ACTION ITEM |
Show every line from the data below that includes "title".
--- DATA RECORDS ---
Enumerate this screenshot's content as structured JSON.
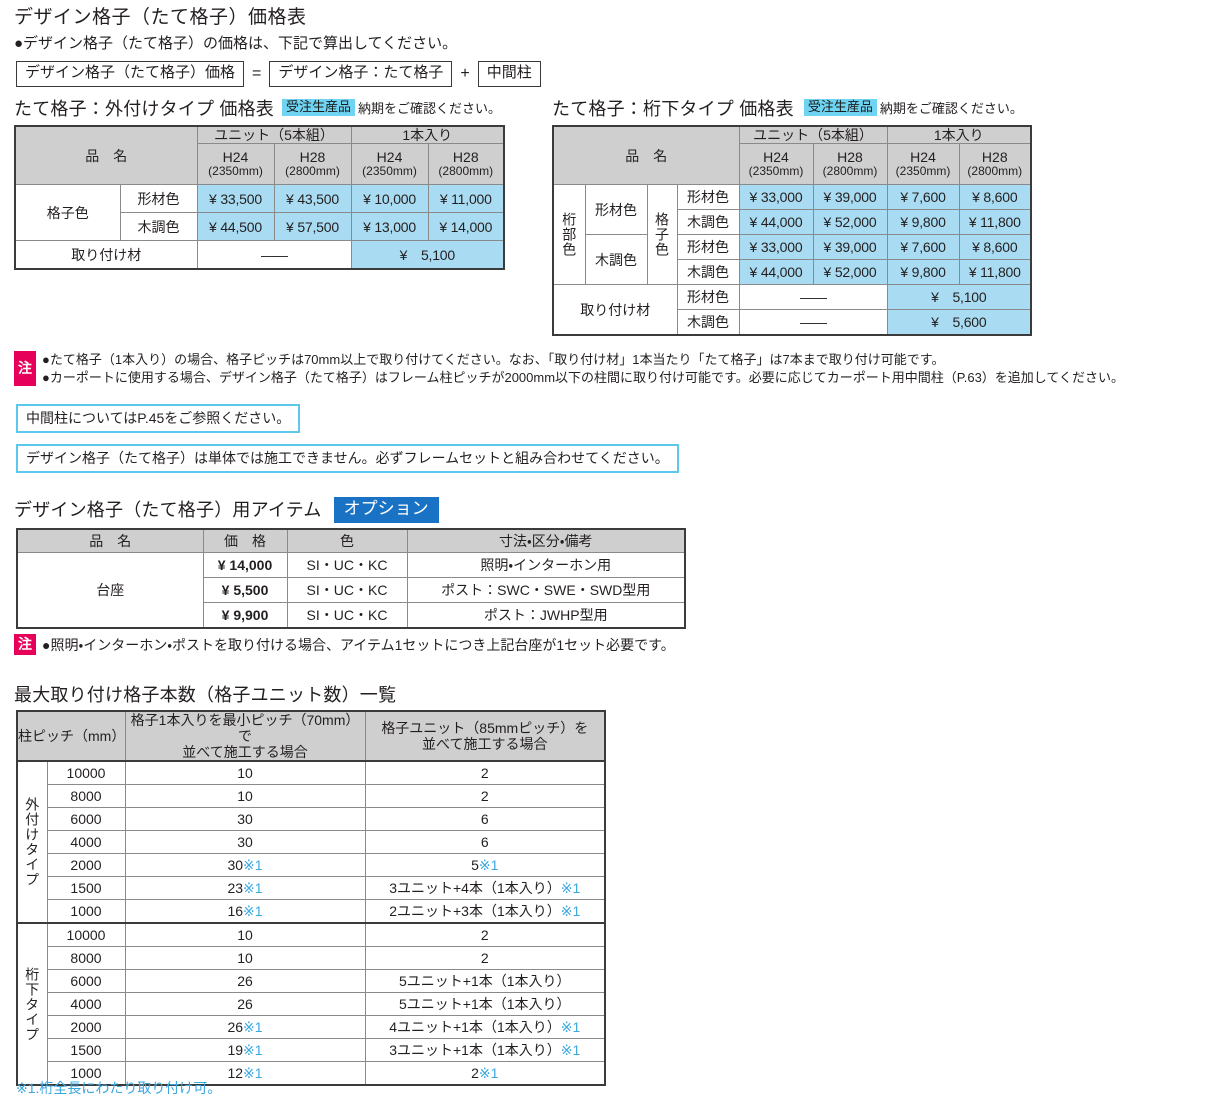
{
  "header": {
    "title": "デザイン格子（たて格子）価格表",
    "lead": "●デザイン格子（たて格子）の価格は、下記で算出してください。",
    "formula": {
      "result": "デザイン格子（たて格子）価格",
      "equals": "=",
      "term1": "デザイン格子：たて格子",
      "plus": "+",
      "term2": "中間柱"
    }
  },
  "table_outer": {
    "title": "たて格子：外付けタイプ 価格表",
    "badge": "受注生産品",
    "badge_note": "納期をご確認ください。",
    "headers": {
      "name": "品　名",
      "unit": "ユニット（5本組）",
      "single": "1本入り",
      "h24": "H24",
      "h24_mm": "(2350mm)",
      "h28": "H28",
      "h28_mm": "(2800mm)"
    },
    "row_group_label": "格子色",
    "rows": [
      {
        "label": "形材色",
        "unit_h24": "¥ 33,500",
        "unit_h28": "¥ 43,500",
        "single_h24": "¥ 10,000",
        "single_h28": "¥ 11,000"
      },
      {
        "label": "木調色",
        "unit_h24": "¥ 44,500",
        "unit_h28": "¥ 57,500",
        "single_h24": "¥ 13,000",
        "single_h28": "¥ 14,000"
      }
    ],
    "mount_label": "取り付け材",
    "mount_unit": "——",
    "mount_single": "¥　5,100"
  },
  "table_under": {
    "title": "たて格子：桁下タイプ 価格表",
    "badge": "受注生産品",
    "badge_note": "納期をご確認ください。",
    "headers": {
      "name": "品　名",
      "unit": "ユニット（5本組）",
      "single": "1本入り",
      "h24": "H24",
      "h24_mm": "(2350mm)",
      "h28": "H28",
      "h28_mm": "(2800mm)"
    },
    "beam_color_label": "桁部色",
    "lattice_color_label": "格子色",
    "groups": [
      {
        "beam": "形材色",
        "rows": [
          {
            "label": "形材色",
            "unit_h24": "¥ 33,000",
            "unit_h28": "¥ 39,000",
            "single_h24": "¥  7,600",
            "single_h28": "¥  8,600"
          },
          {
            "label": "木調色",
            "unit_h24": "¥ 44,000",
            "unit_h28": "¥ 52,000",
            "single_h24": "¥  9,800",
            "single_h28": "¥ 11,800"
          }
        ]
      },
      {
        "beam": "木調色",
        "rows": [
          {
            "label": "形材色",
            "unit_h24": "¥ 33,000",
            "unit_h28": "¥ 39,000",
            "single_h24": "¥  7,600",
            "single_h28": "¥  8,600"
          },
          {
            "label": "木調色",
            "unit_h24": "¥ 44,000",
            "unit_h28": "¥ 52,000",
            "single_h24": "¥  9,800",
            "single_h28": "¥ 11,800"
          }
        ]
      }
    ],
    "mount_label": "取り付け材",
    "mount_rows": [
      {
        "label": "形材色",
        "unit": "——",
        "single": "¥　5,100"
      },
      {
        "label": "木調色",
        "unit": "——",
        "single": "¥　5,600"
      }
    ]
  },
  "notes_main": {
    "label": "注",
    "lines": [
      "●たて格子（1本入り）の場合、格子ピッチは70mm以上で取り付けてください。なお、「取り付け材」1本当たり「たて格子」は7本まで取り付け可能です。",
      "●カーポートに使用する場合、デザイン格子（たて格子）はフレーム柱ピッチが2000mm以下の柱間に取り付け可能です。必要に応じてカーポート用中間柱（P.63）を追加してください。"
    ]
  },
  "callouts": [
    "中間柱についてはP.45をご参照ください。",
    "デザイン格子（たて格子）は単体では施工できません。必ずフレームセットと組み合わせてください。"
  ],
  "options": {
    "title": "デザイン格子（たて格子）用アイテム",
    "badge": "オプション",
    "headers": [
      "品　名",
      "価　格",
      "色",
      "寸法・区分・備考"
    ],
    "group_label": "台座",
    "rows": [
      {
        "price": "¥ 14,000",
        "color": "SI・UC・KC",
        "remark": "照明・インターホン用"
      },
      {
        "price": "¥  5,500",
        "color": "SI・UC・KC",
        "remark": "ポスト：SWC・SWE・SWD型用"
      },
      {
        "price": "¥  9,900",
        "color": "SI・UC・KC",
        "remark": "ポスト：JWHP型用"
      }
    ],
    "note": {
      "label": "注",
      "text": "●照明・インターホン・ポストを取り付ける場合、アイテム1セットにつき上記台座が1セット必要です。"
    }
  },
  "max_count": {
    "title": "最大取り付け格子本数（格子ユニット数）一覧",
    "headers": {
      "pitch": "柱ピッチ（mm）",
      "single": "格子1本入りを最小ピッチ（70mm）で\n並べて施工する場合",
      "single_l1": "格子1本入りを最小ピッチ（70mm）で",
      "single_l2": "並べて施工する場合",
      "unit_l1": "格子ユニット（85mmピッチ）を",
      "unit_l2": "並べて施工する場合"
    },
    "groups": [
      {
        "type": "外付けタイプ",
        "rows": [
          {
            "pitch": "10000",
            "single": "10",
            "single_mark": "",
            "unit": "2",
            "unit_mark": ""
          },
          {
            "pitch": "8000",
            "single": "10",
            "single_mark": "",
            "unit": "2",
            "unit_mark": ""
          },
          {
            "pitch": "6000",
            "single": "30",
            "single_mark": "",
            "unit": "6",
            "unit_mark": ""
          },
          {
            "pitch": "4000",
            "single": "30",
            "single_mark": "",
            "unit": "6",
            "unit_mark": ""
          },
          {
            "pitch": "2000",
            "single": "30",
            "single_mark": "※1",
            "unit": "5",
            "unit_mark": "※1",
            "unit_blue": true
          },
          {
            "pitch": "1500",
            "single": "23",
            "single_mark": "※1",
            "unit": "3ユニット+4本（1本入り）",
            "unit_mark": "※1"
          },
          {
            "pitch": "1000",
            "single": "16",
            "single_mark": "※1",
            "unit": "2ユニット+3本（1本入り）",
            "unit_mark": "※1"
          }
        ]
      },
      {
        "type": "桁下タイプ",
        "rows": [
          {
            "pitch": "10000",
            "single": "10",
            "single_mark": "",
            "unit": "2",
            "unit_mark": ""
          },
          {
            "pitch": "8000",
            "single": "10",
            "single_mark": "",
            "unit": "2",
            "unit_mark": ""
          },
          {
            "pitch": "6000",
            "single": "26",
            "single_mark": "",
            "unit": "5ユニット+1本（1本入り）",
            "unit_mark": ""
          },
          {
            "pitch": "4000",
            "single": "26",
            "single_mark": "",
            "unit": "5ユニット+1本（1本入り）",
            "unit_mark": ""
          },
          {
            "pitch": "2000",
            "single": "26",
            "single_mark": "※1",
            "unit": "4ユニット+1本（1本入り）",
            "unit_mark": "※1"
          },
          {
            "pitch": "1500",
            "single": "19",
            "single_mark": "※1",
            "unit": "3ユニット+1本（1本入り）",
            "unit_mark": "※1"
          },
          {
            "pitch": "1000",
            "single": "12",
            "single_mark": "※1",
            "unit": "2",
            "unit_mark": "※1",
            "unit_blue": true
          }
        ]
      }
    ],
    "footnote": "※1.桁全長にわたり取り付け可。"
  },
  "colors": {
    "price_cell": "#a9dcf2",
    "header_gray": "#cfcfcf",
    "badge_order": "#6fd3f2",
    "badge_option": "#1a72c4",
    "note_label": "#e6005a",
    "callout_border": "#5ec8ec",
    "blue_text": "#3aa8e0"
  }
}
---
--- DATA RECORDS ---
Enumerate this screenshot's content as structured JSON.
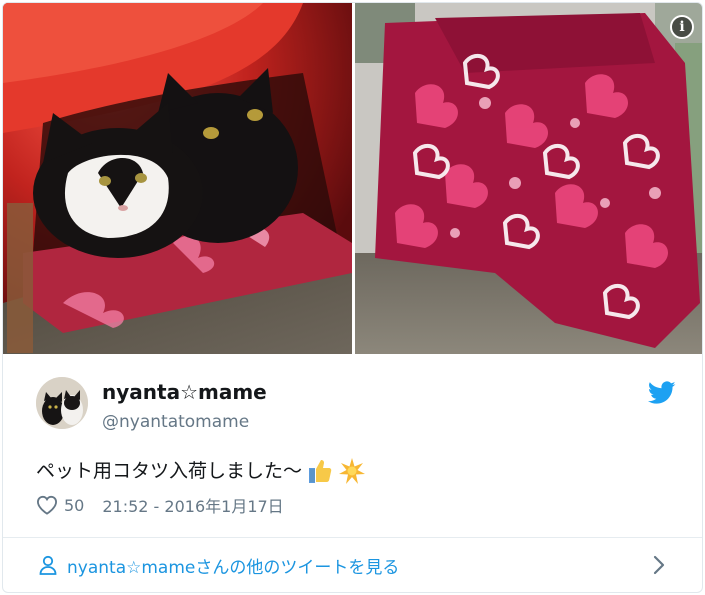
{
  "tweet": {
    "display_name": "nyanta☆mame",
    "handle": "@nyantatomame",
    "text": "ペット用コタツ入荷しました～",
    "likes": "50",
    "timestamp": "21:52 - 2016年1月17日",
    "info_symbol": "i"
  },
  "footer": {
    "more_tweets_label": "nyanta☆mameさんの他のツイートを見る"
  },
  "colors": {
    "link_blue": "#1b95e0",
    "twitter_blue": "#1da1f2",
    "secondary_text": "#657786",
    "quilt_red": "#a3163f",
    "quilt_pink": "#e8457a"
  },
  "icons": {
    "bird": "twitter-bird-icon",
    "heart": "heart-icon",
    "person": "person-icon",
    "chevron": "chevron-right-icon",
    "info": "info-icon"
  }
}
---
RESULT OF THIS EXERCISE |
    "title": "デザイン格子（たて格子）価格表",
    "title": "たて格子：外付けタイプ 価格表",
    "title": "たて格子：桁下タイプ 価格表",
    "title": "デザイン格子（たて格子）用アイテム",
    "title": "最大取り付け格子本数（格子ユニット数）一覧",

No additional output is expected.